"We're always very affordable the earlier they book and the less passengers on the bus," said Dale Maser, president and chief operating officer of Megabus. "But even the day before the trip, prices will still be more economical than flying or driving."
Greyhound is also aggressively pricing its intercity bus market, which began this year in Texas with express buses from Dallas to Houston, Austin and San Antonio. The bus line has reduced rates for its express service to between $14 and $34 round trip with a two-week advance purchase.
Neither bus line would reveal passenger numbers on specific routes, but both said the Texas market is ripe for picking.

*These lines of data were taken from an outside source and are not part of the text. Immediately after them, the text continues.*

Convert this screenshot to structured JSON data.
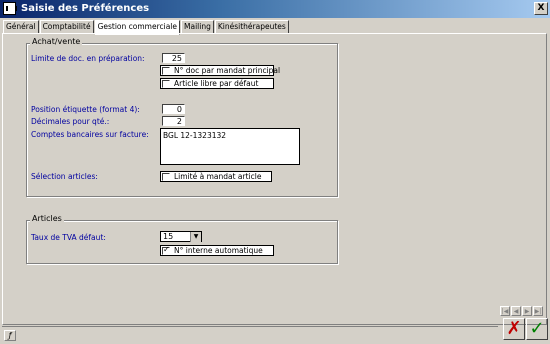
{
  "window": {
    "title": "Saisie des Préférences",
    "close_label": "X"
  },
  "tabs": [
    {
      "label": "Général"
    },
    {
      "label": "Comptabilité"
    },
    {
      "label": "Gestion commerciale"
    },
    {
      "label": "Mailing"
    },
    {
      "label": "Kinésithérapeutes"
    }
  ],
  "achat_vente": {
    "legend": "Achat/vente",
    "limite_label": "Limite de doc. en préparation:",
    "limite_value": "25",
    "chk_doc_mandat": "N° doc par mandat principal",
    "chk_article_libre": "Article libre par défaut",
    "position_label": "Position étiquette (format 4):",
    "position_value": "0",
    "decimales_label": "Décimales pour qté.:",
    "decimales_value": "2",
    "comptes_label": "Comptes bancaires sur facture:",
    "comptes_value": "BGL 12-1323132",
    "selection_label": "Sélection articles:",
    "chk_limite_mandat": "Limité à mandat article"
  },
  "articles": {
    "legend": "Articles",
    "tva_label": "Taux de TVA défaut:",
    "tva_value": "15",
    "chk_num_interne": "N° interne automatique"
  },
  "nav": {
    "first": "|◀",
    "prev": "◀",
    "next": "▶",
    "last": "▶|"
  },
  "footer": {
    "cancel_label": "✗",
    "ok_label": "✓",
    "status_icon": "ƒ"
  },
  "colors": {
    "title_bar_start": "#0a246a",
    "label_blue": "#0000a0",
    "cancel": "#c00000",
    "ok": "#008000"
  }
}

"Our numbers have exceeded expectations," Maser said. "We've been delighted with how Texans have taken to our service."
Greyhound is also happy with the response, spokesman Timothy Stokes said. "We are pleased with the activity from passengers," he said.
Besides the convenience of direct routes, both bus lines promote vehicles with bigger seats and more legroom than regular buses, free Wi-Fi and power outlets at each seat.
The latter two features are helping drive a resurgence in express bus travel, said Joseph P. Schwieterman, director of the Chaddick Institute for Metropolitan Development and a professor at DePaul University in Chicago.
After declining for more than 40 years, intercity bus departures have grown 5 to 10 percent a year since 2006, when Megabus began, he said.
"We noticed in 2006 that something dramatic was happening," he said. "An industry that had a serious image problem was being rediscovered."
Megabus said it has transported more than 19 million customers since it began and now has almost 100 express routes nationwide.
Greyhound, which now operates its express service in 60 markets, said it has had a 20 percent increase in overall passenger numbers from March 2011 to March 2012 and has carried 1.8 million passengers on its express service.
Free Wi-Fi and outlets are bringing in younger passengers, Schwieterman said. A 2011 study by Schwieterman showed that 3 in 4 passengers on the new intercity express bus systems were under age 35.
"Young people don't visualize auto mobility as a status symbol," he said. "They want to use their electronic devices and get from point A to point B at a low cost."
Teresa McUsic's column appears Saturdays.